- Opening Delimiter -
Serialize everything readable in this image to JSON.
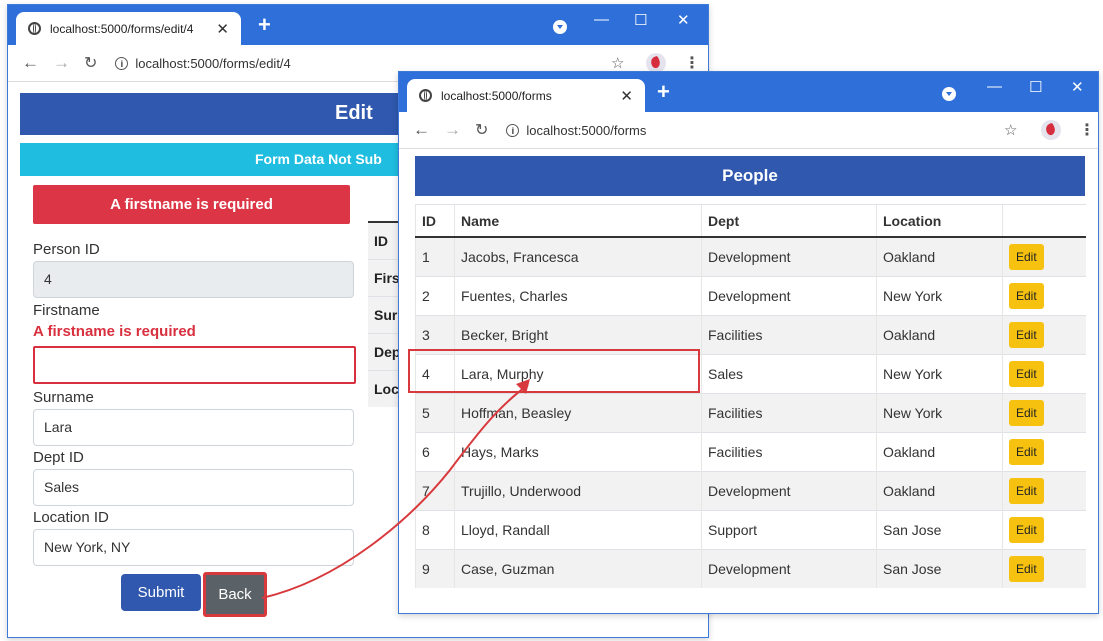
{
  "edit_window": {
    "tab_title": "localhost:5000/forms/edit/4",
    "url": "localhost:5000/forms/edit/4",
    "header": "Edit",
    "status_banner": "Form Data Not Sub",
    "summary_error": "A firstname is required",
    "fields": {
      "person_id": {
        "label": "Person ID",
        "value": "4"
      },
      "firstname": {
        "label": "Firstname",
        "error": "A firstname is required",
        "value": ""
      },
      "surname": {
        "label": "Surname",
        "value": "Lara"
      },
      "dept": {
        "label": "Dept ID",
        "value": "Sales"
      },
      "location": {
        "label": "Location ID",
        "value": "New York, NY"
      }
    },
    "submit_label": "Submit",
    "back_label": "Back",
    "side_table_labels": [
      "ID",
      "Firs",
      "Sur",
      "Dep",
      "Loc"
    ]
  },
  "people_window": {
    "tab_title": "localhost:5000/forms",
    "url": "localhost:5000/forms",
    "header": "People",
    "columns": [
      "ID",
      "Name",
      "Dept",
      "Location",
      ""
    ],
    "edit_label": "Edit",
    "rows": [
      {
        "id": "1",
        "name": "Jacobs, Francesca",
        "dept": "Development",
        "location": "Oakland"
      },
      {
        "id": "2",
        "name": "Fuentes, Charles",
        "dept": "Development",
        "location": "New York"
      },
      {
        "id": "3",
        "name": "Becker, Bright",
        "dept": "Facilities",
        "location": "Oakland"
      },
      {
        "id": "4",
        "name": "Lara, Murphy",
        "dept": "Sales",
        "location": "New York"
      },
      {
        "id": "5",
        "name": "Hoffman, Beasley",
        "dept": "Facilities",
        "location": "New York"
      },
      {
        "id": "6",
        "name": "Hays, Marks",
        "dept": "Facilities",
        "location": "Oakland"
      },
      {
        "id": "7",
        "name": "Trujillo, Underwood",
        "dept": "Development",
        "location": "Oakland"
      },
      {
        "id": "8",
        "name": "Lloyd, Randall",
        "dept": "Support",
        "location": "San Jose"
      },
      {
        "id": "9",
        "name": "Case, Guzman",
        "dept": "Development",
        "location": "San Jose"
      }
    ]
  },
  "colors": {
    "titlebar": "#2e6fd9",
    "primary": "#2f58ae",
    "info": "#1fbddf",
    "danger": "#dc3545",
    "warning": "#f7c20f",
    "secondary": "#5a6268",
    "annotation": "#d8393c"
  },
  "icons": [
    "globe-icon",
    "close-icon",
    "new-tab-icon",
    "minimize-icon",
    "maximize-icon",
    "window-close-icon",
    "back-icon",
    "forward-icon",
    "reload-icon",
    "info-icon",
    "star-icon",
    "profile-icon",
    "menu-icon"
  ]
}
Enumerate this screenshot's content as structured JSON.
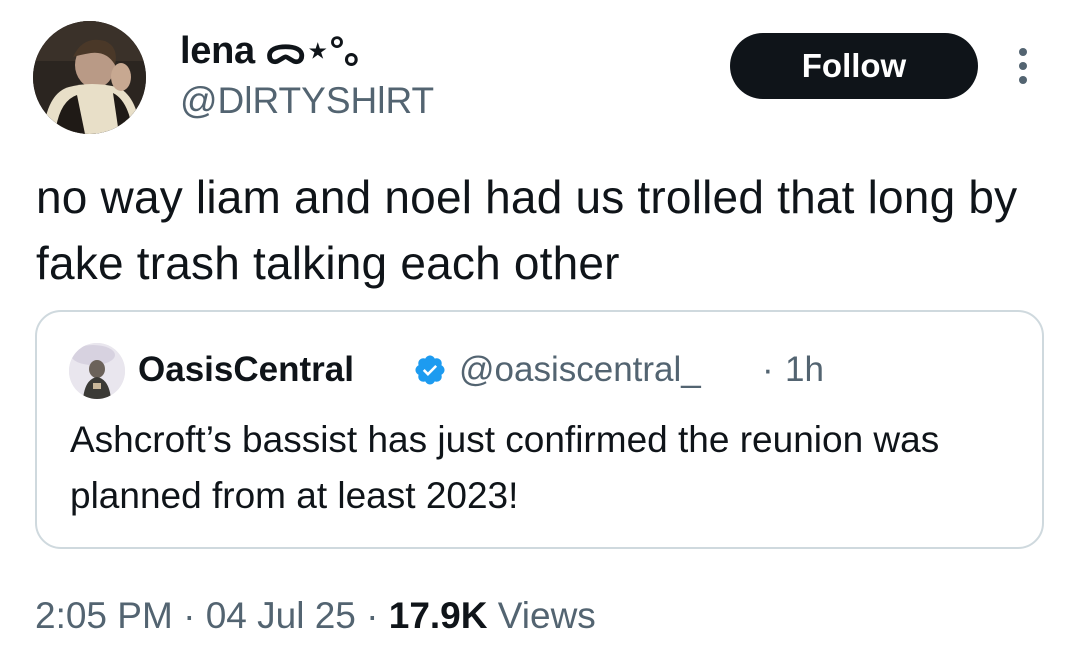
{
  "author": {
    "display_name": "lena ᯅ⋆°｡",
    "handle": "@DlRTYSHlRT",
    "avatar_icon": "profile-photo-avatar"
  },
  "actions": {
    "follow_label": "Follow",
    "more_icon": "more-vertical-icon"
  },
  "tweet": {
    "text": "no way liam and noel had us trolled that long by fake trash talking each other"
  },
  "quote": {
    "display_name": "OasisCentral",
    "verified_icon": "verified-badge-icon",
    "verified_color": "#1d9bf0",
    "handle": "@oasiscentral_",
    "separator": "·",
    "time": "1h",
    "text": "Ashcroft’s bassist has just confirmed the reunion was planned from at least 2023!"
  },
  "meta": {
    "time": "2:05 PM",
    "sep1": " · ",
    "date": "04 Jul 25",
    "sep2": " · ",
    "views_count": "17.9K",
    "views_label": " Views"
  },
  "colors": {
    "text_primary": "#0f1419",
    "text_secondary": "#536471",
    "follow_bg": "#0f1419",
    "border": "#cfd9de"
  }
}
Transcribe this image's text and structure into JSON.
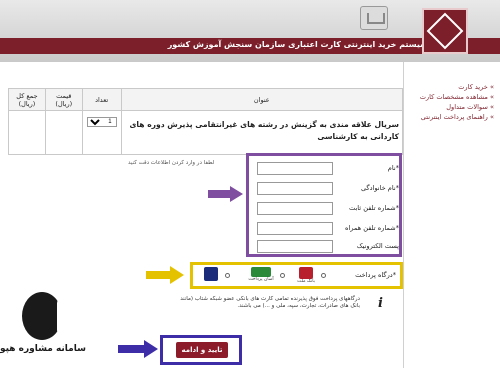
{
  "header": {
    "title": "سیستم خرید اینترنتی کارت اعتباری سازمان سنجش آموزش کشور"
  },
  "sidebar": {
    "items": [
      {
        "label": "خرید کارت"
      },
      {
        "label": "مشاهده مشخصات کارت"
      },
      {
        "label": "سوالات متداول"
      },
      {
        "label": "راهنمای پرداخت اینترنتی"
      }
    ]
  },
  "cart_table": {
    "headers": {
      "title": "عنوان",
      "count": "تعداد",
      "price": "قیمت (ریال)",
      "total": "جمع کل (ریال)"
    },
    "row": {
      "title": "سریال علاقه مندی به گزینش در رشته های غیرانتقامی پذیرش دوره های کاردانی به کارشناسی",
      "count": "1"
    }
  },
  "form": {
    "hint": "لطفا در وارد کردن اطلاعات دقت کنید",
    "fields": {
      "name": "*نام",
      "family": "*نام خانوادگی",
      "phone": "*شماره تلفن ثابت",
      "mobile": "*شماره تلفن همراه",
      "email": "پست الکترونیک"
    }
  },
  "gateway": {
    "label": "*درگاه پرداخت",
    "banks": [
      "بانک ملت",
      "آسان پرداخت",
      "پرداخت ملت"
    ]
  },
  "note": "درگاههای پرداخت فوق پذیرنده تمامی کارت های بانکی عضو شبکه شتاب (مانند بانک های صادرات، تجارت، سپه، ملی و ...) می باشند.",
  "submit": {
    "label": "تایید و ادامه"
  },
  "watermark": {
    "text": "سامانه مشاوره هپوا"
  }
}
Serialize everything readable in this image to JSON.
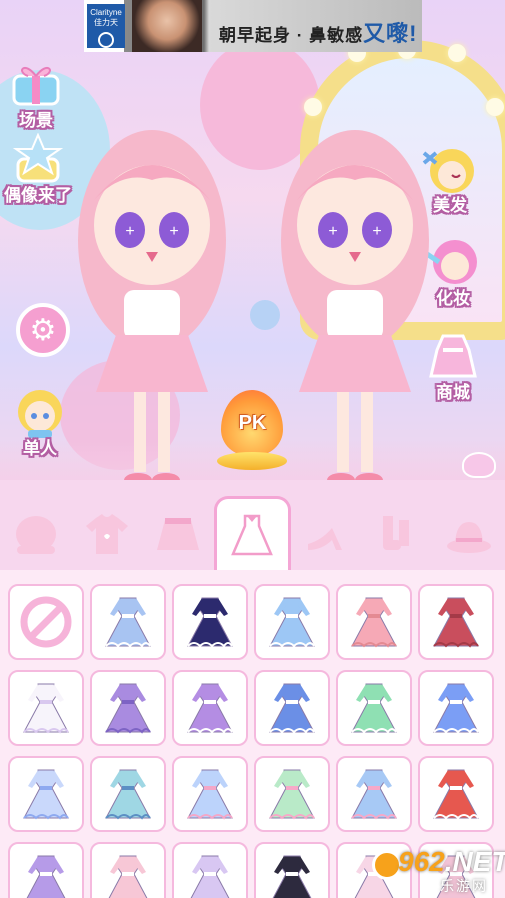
{
  "ad": {
    "brand": "Clarityne",
    "brand_sub": "佳力天",
    "headline_a": "朝早起身 · 鼻敏感",
    "headline_b": "又嚟!"
  },
  "left_menu": {
    "scene_label": "场景",
    "idol_label": "偶像来了",
    "single_label": "单人"
  },
  "right_menu": {
    "hair_label": "美发",
    "makeup_label": "化妆",
    "shop_label": "商城"
  },
  "pk_label": "PK",
  "categories": [
    {
      "name": "face",
      "icon": "face-icon"
    },
    {
      "name": "top",
      "icon": "tshirt-icon"
    },
    {
      "name": "skirt",
      "icon": "skirt-icon"
    },
    {
      "name": "dress",
      "icon": "dress-icon",
      "active": true
    },
    {
      "name": "shoes",
      "icon": "heels-icon"
    },
    {
      "name": "socks",
      "icon": "socks-icon"
    },
    {
      "name": "hat",
      "icon": "hat-icon"
    }
  ],
  "items": [
    {
      "icon": "none-icon"
    },
    {
      "icon": "dress-icon",
      "color": "#a8c4f2",
      "accent": "#ffffff"
    },
    {
      "icon": "dress-icon",
      "color": "#2c2a6e",
      "accent": "#ffffff"
    },
    {
      "icon": "dress-icon",
      "color": "#9dc7f5",
      "accent": "#ffffff"
    },
    {
      "icon": "dress-icon",
      "color": "#f6a9b6",
      "accent": "#e48a92"
    },
    {
      "icon": "dress-icon",
      "color": "#c94e5d",
      "accent": "#a43a48"
    },
    {
      "icon": "dress-icon",
      "color": "#f7f4fb",
      "accent": "#d9c8ef"
    },
    {
      "icon": "dress-icon",
      "color": "#a98be0",
      "accent": "#7d63c4"
    },
    {
      "icon": "dress-icon",
      "color": "#b48de3",
      "accent": "#ffffff"
    },
    {
      "icon": "dress-icon",
      "color": "#6b8fe6",
      "accent": "#ffffff"
    },
    {
      "icon": "dress-icon",
      "color": "#8fe0b3",
      "accent": "#ffffff"
    },
    {
      "icon": "dress-icon",
      "color": "#7b9ef5",
      "accent": "#ffffff"
    },
    {
      "icon": "dress-icon",
      "color": "#c9d8fb",
      "accent": "#8ea9f0"
    },
    {
      "icon": "dress-icon",
      "color": "#9fd7e4",
      "accent": "#5b8fc4"
    },
    {
      "icon": "dress-icon",
      "color": "#bcd3fb",
      "accent": "#f4a6c7"
    },
    {
      "icon": "dress-icon",
      "color": "#b9eac8",
      "accent": "#f7a8c8"
    },
    {
      "icon": "dress-icon",
      "color": "#a7c9f5",
      "accent": "#f7a8c8"
    },
    {
      "icon": "dress-icon",
      "color": "#e6584f",
      "accent": "#ffffff"
    },
    {
      "icon": "dress-icon",
      "color": "#b69be8",
      "accent": "#ffffff"
    },
    {
      "icon": "dress-icon",
      "color": "#f7c7d6",
      "accent": "#ffffff"
    },
    {
      "icon": "dress-icon",
      "color": "#d8c7f2",
      "accent": "#ffffff"
    },
    {
      "icon": "dress-icon",
      "color": "#2d2a3e",
      "accent": "#ffffff"
    },
    {
      "icon": "dress-icon",
      "color": "#f7d6e6",
      "accent": "#ffffff"
    },
    {
      "icon": "dress-icon",
      "color": "#f2c3d6",
      "accent": "#ffffff"
    }
  ],
  "watermark": {
    "number_a": "962",
    "number_b": ".NET",
    "site": "乐游网"
  }
}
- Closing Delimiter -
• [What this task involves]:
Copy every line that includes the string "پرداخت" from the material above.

• [Task response]:
        "label": "راهنمای پرداخت اینترنتی"
    "label": "*درگاه پرداخت",
      "آسان پرداخت",
      "پرداخت ملت"
  "note": "درگاههای پرداخت فوق پذیرنده تمامی کارت های بانکی عضو شبکه شتاب (مانند بانک های صادرات، تجارت، سپه، ملی و ...) می باشند.",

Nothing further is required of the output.